On December 21, 2016, Podlucky filed a pro se motion to withdraw his plea agreement, citing Federal Rule of Criminal Procedure 11(c)(5). In it he noted that he was pursuing legal action against the United States in the International Court of Justice, where he was seeking money damages for malice and willful misconduct in connection with the destruction of his business and the prosecution. Before that case proceeded he sought to withdraw his guilty plea. In the Rule 11 motion, Podlucky specifically complained about the Government's alleged breach of the plea agreement in refusing to return the personal pieces of jewelry, and he also appeared to contend that restitution was not a part of the plea agreement, all of which, he argued, justified his decision to withdraw the plea. In an order entered on January 13, 2017, the District Court denied the motion. The District Court reasoned that criminal Rule 11 does not authorize withdrawal of a guilty plea in the circumstances presented, and that Podlucky had failed to obtain prior authorization to file a second or successive § 2255 motion.
Podlucky appeals. We have jurisdiction under 28 U.S.C. § 1291. Our Clerk advised Podlucky that the appeal was subject to summary action under Third Cir. LAR 27.4 and I.O.P. 10.6.
We will summarily affirm the order of the District Court because no substantial question is presented by this appeal, Third Circuit LAR 27.4 and I.O.P. 10.6. Rule 11(e) provides that “[a]fter the court imposes sentence, the defendant may not withdraw a plea of guilty or nolo contendere, and the plea may be set aside only on direct appeal or collateral attack.” Fed. R. Crim. P. 11(e). Podlucky has already been sentenced and thus criminal Rule 11 does not provide a basis for him to withdraw his guilty plea. Moreover, Podlucky has already pursued a direct appeal and a first collateral attack. Any further challenges to his plea agreement will have to be pursued, not under criminal Rule 11, but under 28 U.S.C. § 2255. A second or successive § 2255 motion cannot be filed unless the applicant has applied for and obtained an order from the court of appeals authorizing the District Court to consider the second or successive § 2255 motion. 28 U.S.C. 2255(h) (citing 28 U.S.C. 2244). Because Podlucky did not obtain leave to file a second or successive § 2255 motion, the District Court lacked jurisdiction to consider his request to withdraw his guilty plea.

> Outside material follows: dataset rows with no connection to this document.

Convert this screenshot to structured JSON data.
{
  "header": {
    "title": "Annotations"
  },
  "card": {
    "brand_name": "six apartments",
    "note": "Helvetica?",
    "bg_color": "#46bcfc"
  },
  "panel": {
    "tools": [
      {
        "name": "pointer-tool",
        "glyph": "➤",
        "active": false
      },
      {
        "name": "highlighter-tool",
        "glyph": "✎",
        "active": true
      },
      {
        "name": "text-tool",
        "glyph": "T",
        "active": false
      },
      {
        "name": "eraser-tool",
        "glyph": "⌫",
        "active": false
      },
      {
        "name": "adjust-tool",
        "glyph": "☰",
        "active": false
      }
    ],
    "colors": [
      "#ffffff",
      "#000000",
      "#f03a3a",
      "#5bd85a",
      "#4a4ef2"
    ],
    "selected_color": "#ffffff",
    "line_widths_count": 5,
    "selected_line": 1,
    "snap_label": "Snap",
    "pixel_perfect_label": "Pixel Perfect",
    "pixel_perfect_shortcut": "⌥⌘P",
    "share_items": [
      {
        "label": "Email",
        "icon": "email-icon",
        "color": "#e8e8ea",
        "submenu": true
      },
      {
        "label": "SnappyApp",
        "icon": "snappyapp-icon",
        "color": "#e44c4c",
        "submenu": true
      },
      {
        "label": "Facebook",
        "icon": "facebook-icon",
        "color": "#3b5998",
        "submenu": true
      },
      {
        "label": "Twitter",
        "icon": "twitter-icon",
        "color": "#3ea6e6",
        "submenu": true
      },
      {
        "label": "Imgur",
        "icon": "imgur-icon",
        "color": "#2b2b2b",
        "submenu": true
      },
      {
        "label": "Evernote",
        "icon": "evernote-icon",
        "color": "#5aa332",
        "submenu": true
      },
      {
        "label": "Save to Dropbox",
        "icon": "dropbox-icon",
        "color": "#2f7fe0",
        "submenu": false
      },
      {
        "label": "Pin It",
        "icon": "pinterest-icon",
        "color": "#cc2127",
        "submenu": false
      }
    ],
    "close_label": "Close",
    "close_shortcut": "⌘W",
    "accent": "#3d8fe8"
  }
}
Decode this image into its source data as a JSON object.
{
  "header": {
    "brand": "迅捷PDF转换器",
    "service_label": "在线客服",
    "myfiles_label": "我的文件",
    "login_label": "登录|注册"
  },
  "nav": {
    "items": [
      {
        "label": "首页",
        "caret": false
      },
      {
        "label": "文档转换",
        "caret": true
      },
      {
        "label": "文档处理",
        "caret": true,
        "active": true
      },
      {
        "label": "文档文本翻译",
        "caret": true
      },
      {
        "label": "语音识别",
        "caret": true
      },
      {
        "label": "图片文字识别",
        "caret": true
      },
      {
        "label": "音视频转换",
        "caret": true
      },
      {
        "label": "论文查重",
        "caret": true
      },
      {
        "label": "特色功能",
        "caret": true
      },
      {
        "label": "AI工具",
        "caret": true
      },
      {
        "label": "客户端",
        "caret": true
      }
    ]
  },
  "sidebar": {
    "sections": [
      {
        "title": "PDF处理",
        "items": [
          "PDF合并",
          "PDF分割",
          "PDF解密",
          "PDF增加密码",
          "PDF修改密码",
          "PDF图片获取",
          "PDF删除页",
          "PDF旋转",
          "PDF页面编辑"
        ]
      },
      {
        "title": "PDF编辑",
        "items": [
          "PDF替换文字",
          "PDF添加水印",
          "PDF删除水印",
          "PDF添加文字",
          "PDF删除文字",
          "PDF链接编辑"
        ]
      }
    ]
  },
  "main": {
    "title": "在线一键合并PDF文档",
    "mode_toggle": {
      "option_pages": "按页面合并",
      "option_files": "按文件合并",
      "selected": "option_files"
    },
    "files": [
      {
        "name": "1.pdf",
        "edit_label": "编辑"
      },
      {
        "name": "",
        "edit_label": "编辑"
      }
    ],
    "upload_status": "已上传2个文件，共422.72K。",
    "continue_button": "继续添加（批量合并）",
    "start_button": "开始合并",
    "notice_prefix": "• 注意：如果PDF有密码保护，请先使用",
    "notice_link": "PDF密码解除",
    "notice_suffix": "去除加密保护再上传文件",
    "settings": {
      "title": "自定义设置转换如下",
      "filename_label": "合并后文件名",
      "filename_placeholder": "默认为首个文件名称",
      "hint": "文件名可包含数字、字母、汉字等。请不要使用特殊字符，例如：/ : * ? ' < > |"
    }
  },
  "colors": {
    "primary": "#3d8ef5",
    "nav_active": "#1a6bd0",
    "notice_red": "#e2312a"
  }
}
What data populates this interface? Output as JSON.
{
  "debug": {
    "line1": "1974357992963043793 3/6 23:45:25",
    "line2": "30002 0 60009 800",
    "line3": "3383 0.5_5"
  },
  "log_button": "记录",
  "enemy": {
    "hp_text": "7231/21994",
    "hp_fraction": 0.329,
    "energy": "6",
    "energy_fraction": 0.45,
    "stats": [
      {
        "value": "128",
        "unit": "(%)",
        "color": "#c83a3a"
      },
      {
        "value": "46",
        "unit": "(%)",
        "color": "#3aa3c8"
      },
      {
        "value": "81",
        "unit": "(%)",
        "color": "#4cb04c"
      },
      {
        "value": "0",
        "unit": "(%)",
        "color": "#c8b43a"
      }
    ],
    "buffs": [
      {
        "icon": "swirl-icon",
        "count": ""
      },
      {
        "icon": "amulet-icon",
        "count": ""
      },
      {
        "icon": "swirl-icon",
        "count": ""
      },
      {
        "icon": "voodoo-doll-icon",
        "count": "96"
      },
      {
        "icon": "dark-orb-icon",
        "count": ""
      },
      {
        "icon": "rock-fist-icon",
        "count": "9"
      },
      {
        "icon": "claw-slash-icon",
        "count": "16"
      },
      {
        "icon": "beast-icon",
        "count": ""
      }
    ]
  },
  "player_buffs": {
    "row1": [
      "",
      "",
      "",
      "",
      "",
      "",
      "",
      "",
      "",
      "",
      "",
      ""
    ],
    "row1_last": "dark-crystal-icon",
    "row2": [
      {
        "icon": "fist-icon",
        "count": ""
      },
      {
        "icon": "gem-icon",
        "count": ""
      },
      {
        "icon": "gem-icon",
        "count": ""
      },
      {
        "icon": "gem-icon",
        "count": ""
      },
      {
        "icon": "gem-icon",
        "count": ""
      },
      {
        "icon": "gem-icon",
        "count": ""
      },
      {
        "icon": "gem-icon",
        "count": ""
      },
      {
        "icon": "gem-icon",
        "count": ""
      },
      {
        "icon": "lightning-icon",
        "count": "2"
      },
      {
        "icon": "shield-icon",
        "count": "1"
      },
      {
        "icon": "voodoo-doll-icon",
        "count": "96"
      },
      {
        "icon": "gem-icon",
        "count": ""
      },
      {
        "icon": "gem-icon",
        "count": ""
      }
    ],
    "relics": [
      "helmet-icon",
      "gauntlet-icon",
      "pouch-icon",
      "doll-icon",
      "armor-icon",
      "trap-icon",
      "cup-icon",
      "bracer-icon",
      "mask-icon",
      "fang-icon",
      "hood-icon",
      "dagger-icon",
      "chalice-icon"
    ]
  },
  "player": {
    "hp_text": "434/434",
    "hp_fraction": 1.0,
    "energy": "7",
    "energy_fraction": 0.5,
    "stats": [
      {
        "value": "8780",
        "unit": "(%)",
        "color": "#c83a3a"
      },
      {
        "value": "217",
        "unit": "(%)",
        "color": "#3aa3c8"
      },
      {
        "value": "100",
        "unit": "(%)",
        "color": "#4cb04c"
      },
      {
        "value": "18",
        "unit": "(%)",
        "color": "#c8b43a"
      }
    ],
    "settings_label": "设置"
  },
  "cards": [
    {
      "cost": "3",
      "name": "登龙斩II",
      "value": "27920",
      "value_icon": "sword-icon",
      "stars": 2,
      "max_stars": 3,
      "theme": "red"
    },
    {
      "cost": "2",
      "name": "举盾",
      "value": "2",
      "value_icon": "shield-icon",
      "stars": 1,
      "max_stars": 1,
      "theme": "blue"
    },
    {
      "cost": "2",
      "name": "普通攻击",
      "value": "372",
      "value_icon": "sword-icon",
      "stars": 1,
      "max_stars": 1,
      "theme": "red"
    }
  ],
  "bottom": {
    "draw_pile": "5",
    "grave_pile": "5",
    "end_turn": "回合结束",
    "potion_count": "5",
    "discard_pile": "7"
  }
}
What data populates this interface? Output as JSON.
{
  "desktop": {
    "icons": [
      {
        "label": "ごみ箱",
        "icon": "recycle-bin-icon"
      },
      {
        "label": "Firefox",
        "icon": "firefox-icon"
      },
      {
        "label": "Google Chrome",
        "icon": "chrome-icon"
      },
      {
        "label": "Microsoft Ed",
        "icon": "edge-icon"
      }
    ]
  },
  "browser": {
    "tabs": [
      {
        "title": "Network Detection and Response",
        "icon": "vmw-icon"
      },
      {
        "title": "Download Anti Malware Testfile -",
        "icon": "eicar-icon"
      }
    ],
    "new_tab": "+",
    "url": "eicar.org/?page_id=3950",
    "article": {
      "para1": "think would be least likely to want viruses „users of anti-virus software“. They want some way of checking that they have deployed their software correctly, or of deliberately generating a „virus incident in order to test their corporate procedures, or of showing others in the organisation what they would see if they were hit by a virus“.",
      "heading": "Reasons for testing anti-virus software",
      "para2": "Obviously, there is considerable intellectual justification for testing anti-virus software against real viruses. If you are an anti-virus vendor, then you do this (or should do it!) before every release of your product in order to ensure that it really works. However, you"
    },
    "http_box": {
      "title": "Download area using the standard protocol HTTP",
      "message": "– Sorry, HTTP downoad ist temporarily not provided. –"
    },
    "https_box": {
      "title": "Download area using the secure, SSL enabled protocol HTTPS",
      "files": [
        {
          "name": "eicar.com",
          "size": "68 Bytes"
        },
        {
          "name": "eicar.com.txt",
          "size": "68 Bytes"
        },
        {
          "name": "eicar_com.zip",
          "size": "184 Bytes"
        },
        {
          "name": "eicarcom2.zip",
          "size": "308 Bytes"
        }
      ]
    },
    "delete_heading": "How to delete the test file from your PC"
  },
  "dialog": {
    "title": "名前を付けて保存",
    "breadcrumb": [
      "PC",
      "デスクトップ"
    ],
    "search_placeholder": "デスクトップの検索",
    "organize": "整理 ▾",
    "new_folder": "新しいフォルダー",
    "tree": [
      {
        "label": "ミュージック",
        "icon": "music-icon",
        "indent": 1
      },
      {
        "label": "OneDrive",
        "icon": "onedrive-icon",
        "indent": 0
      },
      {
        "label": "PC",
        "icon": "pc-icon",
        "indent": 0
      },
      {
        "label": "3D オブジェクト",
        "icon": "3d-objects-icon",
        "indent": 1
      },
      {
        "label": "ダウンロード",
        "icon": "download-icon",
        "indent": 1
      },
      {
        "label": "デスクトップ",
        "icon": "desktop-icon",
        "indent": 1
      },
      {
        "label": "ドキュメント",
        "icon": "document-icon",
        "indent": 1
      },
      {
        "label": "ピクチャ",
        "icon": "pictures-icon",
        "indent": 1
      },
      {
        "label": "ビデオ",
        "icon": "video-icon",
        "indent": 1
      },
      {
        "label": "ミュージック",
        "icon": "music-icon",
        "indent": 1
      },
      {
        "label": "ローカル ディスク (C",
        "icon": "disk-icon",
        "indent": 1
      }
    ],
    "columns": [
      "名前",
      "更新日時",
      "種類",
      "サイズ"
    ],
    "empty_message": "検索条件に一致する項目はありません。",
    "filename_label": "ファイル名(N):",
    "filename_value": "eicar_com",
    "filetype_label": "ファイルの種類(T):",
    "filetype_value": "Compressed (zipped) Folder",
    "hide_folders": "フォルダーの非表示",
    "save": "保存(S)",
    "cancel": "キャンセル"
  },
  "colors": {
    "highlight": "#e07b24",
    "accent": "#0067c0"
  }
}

Moreover, since Podlucky's December, 2016 motion to withdraw the plea agreement does not involve newly discovered evidence of innocence or a new retroactive rule of constitutional law, it would not provide a basis for an appellate court to grant him leave to file a second or successive § 2255 motion, id. at § 2255(h)(1)-(2). Accordingly, the District Court was under no obligation to transfer it to this Court in the interest of justice, see 28 U.S.C. § 1631.
For the foregoing reasons, we will summarily affirm the order of the District Court dismissing Podlucky's motion to withdraw the plea agreement.
1. The Court noted in the margin that Podlucky had, in fact, raised claims in the related civil forfeiture action pertaining to the seized jewelry.